Could it be true

or Register to post new content in the forum

 

Comments

  • Allowed HTML tags: <em> <strong> <blockquote> <br> <p>

Plain text

  • No HTML tags allowed.
  • Web page addresses and e-mail addresses turn into links automatically.
  • Lines and paragraphs break automatically.
Jul 20, 2010 3:36 pm

I heard today from a former Joneser (like me) who made the claim that Advisory Solutions at Jones is a pay to play platform?

Can anyone confirm or deny the allegation. I would be astonished if that were true. They couldn't be that dumb...could they?

Today I fielded three calls from clients who received the class action letters regarding the vouchers. How much longer do they have to notify clients and ex-clients? I received four letters yesterday myself...

Jul 20, 2010 3:56 pm

It was true they were getting kicksbacks(revenue sharing) from the preffered funds family.. They sent out a letter almost a year ago saying how the charges would be increasing... This is old news

Jul 20, 2010 4:38 pm

If that's what you are referring to....

Yes, until about a year ago, Jones was still accepting revenue sharing based on any assets that got invested with preferred funds in AS.  However, that income was credited (from the beginning) 100% back to the client.  Jones has since stopped accepting revenue sharing altogether in AS, so the client no longer sees that credit.  There were never many preferred funds in the program anyway.  There are 50 fund families currently in the program (invluding ETF's, load-based, and no-load), so I doubt it is pay-to-play.

Jul 20, 2010 5:21 pm

It wasn't credited, jones just took that off the top of the fee... That is why the price of the program went up.

Jul 20, 2010 9:26 pm

[quote=squash2]

It wasn't credited, jones just took that off the top of the fee... That is why the price of the program went up.

[/quote]

You mean you don't have discretion as far as the fee to charge your client??

Jul 21, 2010 10:10 am

I wonder if LPL receives any kickbacks for their advisory programs?  I have always heard that they use those monies to lower our costs...but you have to wonder. When the bottom line is all that matters especially when they (I mean we...)go public all revenues count.

Good for Jones to do the right thing for the client...

Jul 21, 2010 10:34 am

[quote=I am legend]

[quote=squash2]

It wasn't credited, jones just took that off the top of the fee... That is why the price of the program went up.

[/quote]

You mean you don't have discretion as far as the fee to charge your client??

[/quote]

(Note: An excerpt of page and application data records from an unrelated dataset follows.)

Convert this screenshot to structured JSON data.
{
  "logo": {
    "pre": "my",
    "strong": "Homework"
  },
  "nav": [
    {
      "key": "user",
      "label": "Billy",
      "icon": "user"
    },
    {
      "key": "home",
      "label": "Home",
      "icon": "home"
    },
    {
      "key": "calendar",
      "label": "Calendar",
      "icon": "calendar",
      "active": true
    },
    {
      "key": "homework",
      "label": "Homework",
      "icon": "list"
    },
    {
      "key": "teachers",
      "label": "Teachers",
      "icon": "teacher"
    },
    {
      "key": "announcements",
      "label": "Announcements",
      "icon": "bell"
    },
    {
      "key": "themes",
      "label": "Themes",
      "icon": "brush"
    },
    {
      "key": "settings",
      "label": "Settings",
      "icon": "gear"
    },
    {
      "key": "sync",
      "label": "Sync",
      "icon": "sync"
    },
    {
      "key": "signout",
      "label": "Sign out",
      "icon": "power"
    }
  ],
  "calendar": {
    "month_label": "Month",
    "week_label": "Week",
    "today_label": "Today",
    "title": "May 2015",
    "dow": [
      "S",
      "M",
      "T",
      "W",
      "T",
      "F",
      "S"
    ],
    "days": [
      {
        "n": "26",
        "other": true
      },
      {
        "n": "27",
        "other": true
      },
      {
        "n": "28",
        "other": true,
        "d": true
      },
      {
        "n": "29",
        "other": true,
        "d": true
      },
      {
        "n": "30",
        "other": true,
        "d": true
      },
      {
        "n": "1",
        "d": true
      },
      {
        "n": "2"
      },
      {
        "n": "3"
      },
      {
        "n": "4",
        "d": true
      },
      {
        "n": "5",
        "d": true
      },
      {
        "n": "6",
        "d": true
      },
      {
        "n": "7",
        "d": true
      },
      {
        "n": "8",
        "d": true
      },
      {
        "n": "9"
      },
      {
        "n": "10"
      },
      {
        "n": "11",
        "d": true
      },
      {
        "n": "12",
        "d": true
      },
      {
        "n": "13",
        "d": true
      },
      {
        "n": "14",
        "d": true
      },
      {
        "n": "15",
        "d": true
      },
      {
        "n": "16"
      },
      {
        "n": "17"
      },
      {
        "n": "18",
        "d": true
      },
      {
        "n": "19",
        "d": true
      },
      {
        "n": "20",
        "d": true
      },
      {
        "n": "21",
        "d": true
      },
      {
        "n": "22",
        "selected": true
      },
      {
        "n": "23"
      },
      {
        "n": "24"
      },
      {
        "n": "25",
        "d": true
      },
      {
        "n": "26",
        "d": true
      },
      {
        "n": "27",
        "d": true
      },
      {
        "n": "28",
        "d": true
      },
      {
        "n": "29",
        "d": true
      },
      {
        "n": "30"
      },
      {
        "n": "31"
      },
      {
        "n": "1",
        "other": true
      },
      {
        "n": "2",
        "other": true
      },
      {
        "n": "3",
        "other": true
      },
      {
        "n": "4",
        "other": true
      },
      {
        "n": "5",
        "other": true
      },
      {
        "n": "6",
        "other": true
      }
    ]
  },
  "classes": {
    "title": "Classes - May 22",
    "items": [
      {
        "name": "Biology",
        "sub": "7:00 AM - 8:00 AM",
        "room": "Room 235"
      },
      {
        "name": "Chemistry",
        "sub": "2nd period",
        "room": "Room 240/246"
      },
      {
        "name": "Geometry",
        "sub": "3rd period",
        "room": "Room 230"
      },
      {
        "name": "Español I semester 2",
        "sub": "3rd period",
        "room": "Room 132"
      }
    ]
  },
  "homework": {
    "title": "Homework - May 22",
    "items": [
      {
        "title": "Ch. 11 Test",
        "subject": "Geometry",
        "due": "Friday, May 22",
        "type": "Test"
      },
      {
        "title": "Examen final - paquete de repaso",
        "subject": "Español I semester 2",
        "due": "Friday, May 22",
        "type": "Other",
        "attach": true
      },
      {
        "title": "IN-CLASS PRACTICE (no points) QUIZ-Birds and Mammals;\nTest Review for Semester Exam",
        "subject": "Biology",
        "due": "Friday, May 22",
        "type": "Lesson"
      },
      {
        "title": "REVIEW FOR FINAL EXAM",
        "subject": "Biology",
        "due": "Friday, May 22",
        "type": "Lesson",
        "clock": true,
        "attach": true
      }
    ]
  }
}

Other than a maximum, yes you have limited discretion to discount. Obviously if you are giving up 62% of your fee,  there isn't really alot of fat to trim off that meal ticket.

Jul 21, 2010 1:19 pm

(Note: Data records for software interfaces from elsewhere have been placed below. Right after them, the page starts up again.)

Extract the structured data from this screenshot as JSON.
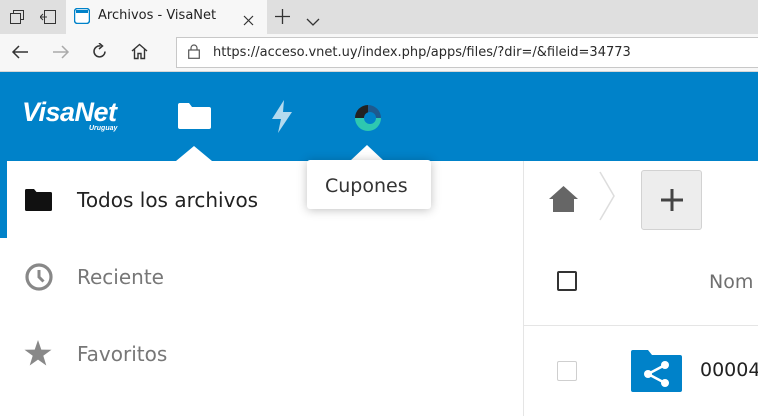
{
  "browser": {
    "tab_title": "Archivos - VisaNet",
    "url": "https://acceso.vnet.uy/index.php/apps/files/?dir=/&fileid=34773"
  },
  "header": {
    "logo_text": "VisaNet",
    "logo_subtext": "Uruguay",
    "apps": [
      {
        "name": "Archivos",
        "icon": "folder-icon",
        "active": true
      },
      {
        "name": "Activity",
        "icon": "lightning-icon",
        "active": false
      },
      {
        "name": "Cupones",
        "icon": "cupones-app-icon",
        "active": false
      }
    ],
    "tooltip": "Cupones",
    "accent_color": "#0082c9"
  },
  "sidebar": {
    "items": [
      {
        "label": "Todos los archivos",
        "icon": "folder-icon",
        "active": true
      },
      {
        "label": "Reciente",
        "icon": "clock-icon",
        "active": false
      },
      {
        "label": "Favoritos",
        "icon": "star-icon",
        "active": false
      }
    ]
  },
  "files": {
    "column_name": "Nom",
    "rows": [
      {
        "name": "00004",
        "icon": "shared-folder-icon"
      }
    ]
  }
}
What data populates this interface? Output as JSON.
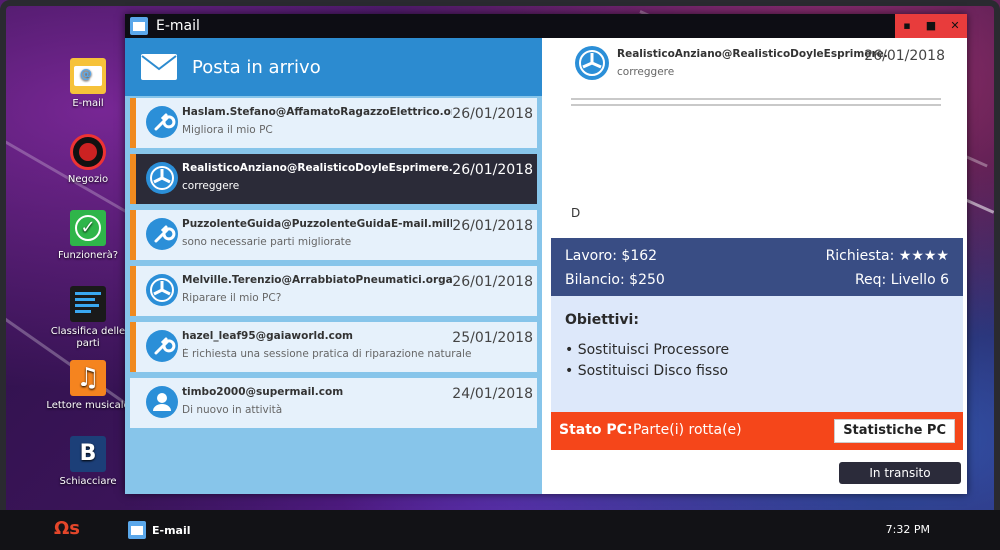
{
  "desktop": {
    "icons": [
      {
        "label": "E-mail",
        "icon": "email-icon"
      },
      {
        "label": "Negozio",
        "icon": "fan-shop-icon"
      },
      {
        "label": "Funzionerà?",
        "icon": "check-icon"
      },
      {
        "label": "Classifica delle parti",
        "icon": "ranking-icon"
      },
      {
        "label": "Lettore musicale",
        "icon": "music-icon"
      },
      {
        "label": "Schiacciare",
        "icon": "crush-b-icon"
      }
    ]
  },
  "window": {
    "title": "E-mail",
    "controls": {
      "minimize": "▪",
      "maximize": "■",
      "close": "✕"
    }
  },
  "inbox": {
    "header": "Posta in arrivo",
    "items": [
      {
        "sender": "Haslam.Stefano@AffamatoRagazzoElettrico.organi",
        "subject": "Migliora il mio PC",
        "date": "26/01/2018",
        "icon": "wrench-icon",
        "accent": true,
        "selected": false
      },
      {
        "sender": "RealisticoAnziano@RealisticoDoyleEsprimere.televis",
        "subject": "correggere",
        "date": "26/01/2018",
        "icon": "fan-icon",
        "accent": true,
        "selected": true
      },
      {
        "sender": "PuzzolenteGuida@PuzzolenteGuidaE-mail.mille",
        "subject": "sono necessarie parti migliorate",
        "date": "26/01/2018",
        "icon": "wrench-icon",
        "accent": true,
        "selected": false
      },
      {
        "sender": "Melville.Terenzio@ArrabbiatoPneumatici.organizza",
        "subject": "Riparare il mio PC?",
        "date": "26/01/2018",
        "icon": "fan-icon",
        "accent": true,
        "selected": false
      },
      {
        "sender": "hazel_leaf95@gaiaworld.com",
        "subject": "È richiesta una sessione pratica di riparazione naturale",
        "date": "25/01/2018",
        "icon": "wrench-icon",
        "accent": true,
        "selected": false
      },
      {
        "sender": "timbo2000@supermail.com",
        "subject": "Di nuovo in attività",
        "date": "24/01/2018",
        "icon": "person-icon",
        "accent": false,
        "selected": false
      }
    ]
  },
  "detail": {
    "sender": "RealisticoAnziano@RealisticoDoyleEsprimere.",
    "subject": "correggere",
    "date": "26/01/2018",
    "body": "D",
    "job": {
      "work": "Lavoro: $162",
      "request": "Richiesta: ★★★★",
      "budget": "Bilancio: $250",
      "req_level": "Req: Livello 6"
    },
    "objectives": {
      "header": "Obiettivi:",
      "items": [
        "• Sostituisci Processore",
        "• Sostituisci Disco fisso"
      ]
    },
    "status": {
      "label": "Stato PC:",
      "value": "Parte(i) rotta(e)",
      "stats_button": "Statistiche PC"
    },
    "transit_button": "In transito"
  },
  "taskbar": {
    "start_label": "Ωs",
    "task_label": "E-mail",
    "clock": "7:32 PM"
  },
  "colors": {
    "accent_orange": "#f08a1f",
    "inbox_blue": "#2c8bd0",
    "job_panel": "#394d84",
    "status_red": "#f5461a"
  }
}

[quote=BigCheese]

I heard today from a former Joneser (like me) who made the claim that Advisory Solutions at Jones is a pay to play platform?

Can anyone confirm or deny the allegation. I would be astonished if that were true. They couldn't be that dumb...could they?

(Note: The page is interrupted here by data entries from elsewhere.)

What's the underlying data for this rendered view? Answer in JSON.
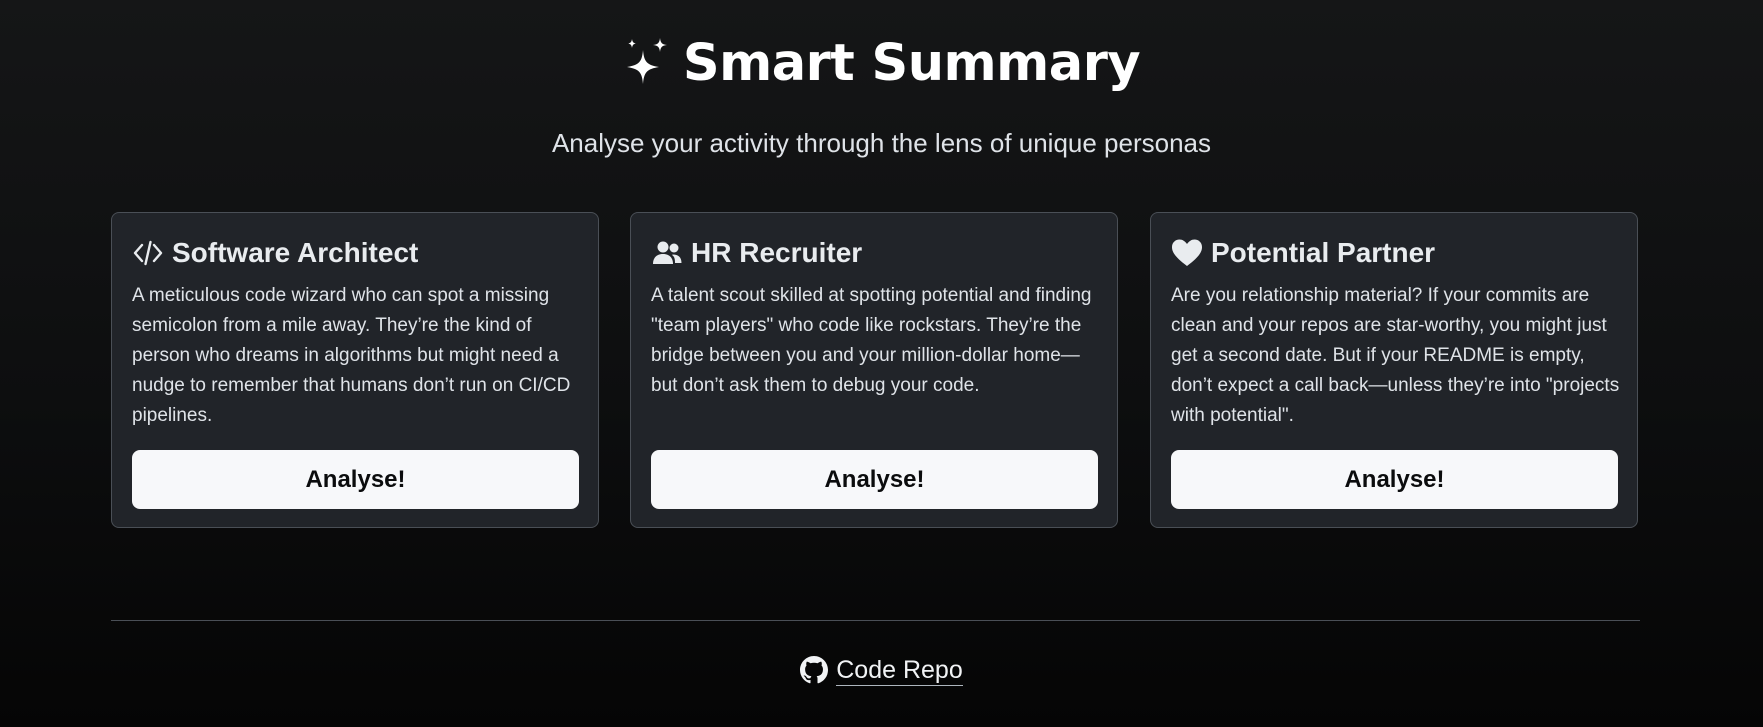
{
  "header": {
    "title": "Smart Summary",
    "subtitle": "Analyse your activity through the lens of unique personas",
    "icon": "sparkles-icon"
  },
  "personas": [
    {
      "icon": "code-icon",
      "title": "Software Architect",
      "description": "A meticulous code wizard who can spot a missing semicolon from a mile away. They’re the kind of person who dreams in algorithms but might need a nudge to remember that humans don’t run on CI/CD pipelines.",
      "button_label": "Analyse!"
    },
    {
      "icon": "people-icon",
      "title": "HR Recruiter",
      "description": "A talent scout skilled at spotting potential and finding \"team players\" who code like rockstars. They’re the bridge between you and your million-dollar home—but don’t ask them to debug your code.",
      "button_label": "Analyse!"
    },
    {
      "icon": "heart-icon",
      "title": "Potential Partner",
      "description": "Are you relationship material? If your commits are clean and your repos are star-worthy, you might just get a second date. But if your README is empty, don’t expect a call back—unless they’re into \"projects with potential\".",
      "button_label": "Analyse!"
    }
  ],
  "footer": {
    "icon": "github-icon",
    "link_label": "Code Repo"
  },
  "colors": {
    "background_top": "#151617",
    "background_bottom": "#050505",
    "card_background": "#212429",
    "card_border": "#4a4f56",
    "button_background": "#f7f8fa",
    "button_text": "#0b0c0d"
  }
}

Today I fielded three calls from clients who received the class action letters regarding the vouchers. How much longer do they have to notify clients and ex-clients? I received four letters yesterday myself...

[/quote]

No matter how it's sliced or diced, point shaving, revenue sharing/diversion is a big part of the game. If we only knew the details, think we'd all puke our guts out. One example; a prior firm was paying us 5pts for a single premium life product. Indy firms were getting 10, wires 8 on the exact same product.... When the product didn't sell, they upped the payout to 8%, after a couple years.

For fun, start asking wholesalers about this practice. You'll see them do the dance of a lifetime...

I checked out the annual report of a very large insurance company a couple years ago. The kickbacks they were giving money managers for "advice" was in the many, many millions of dollars, even though it was stated that they may not even be taking the advice.

The above, is a reason why I generally keep my practice pretty simple, with accounts owning a majority of general securities. I especially find UIT and VA products to be the most "mysterious" when it comes to performance/fee type pitfalls.

Jul 21, 2010 3:54 pm

I agree on the product thing.  I think that if the general public knew how much insurance and annuity agents were commissioned on their products, the revenue sharing deals, and the sales "gimmickry" that goes on, there would be a major uproar. 

If an insurance company could effectively create annuity and insurance products that were strictly provided through fee-only financial planners (and the only fees were paid by the client to the planner), it would be a game-changer.  No wholesalers to pay, no commissions, no surrender periods, no marketing, just black and white products.  Wonder what it would look like.  I wonder how much of the cost of insurance products is associated with marketing-related costs versus actuarial costs (i.e. actual payouts and guarantees, etc.).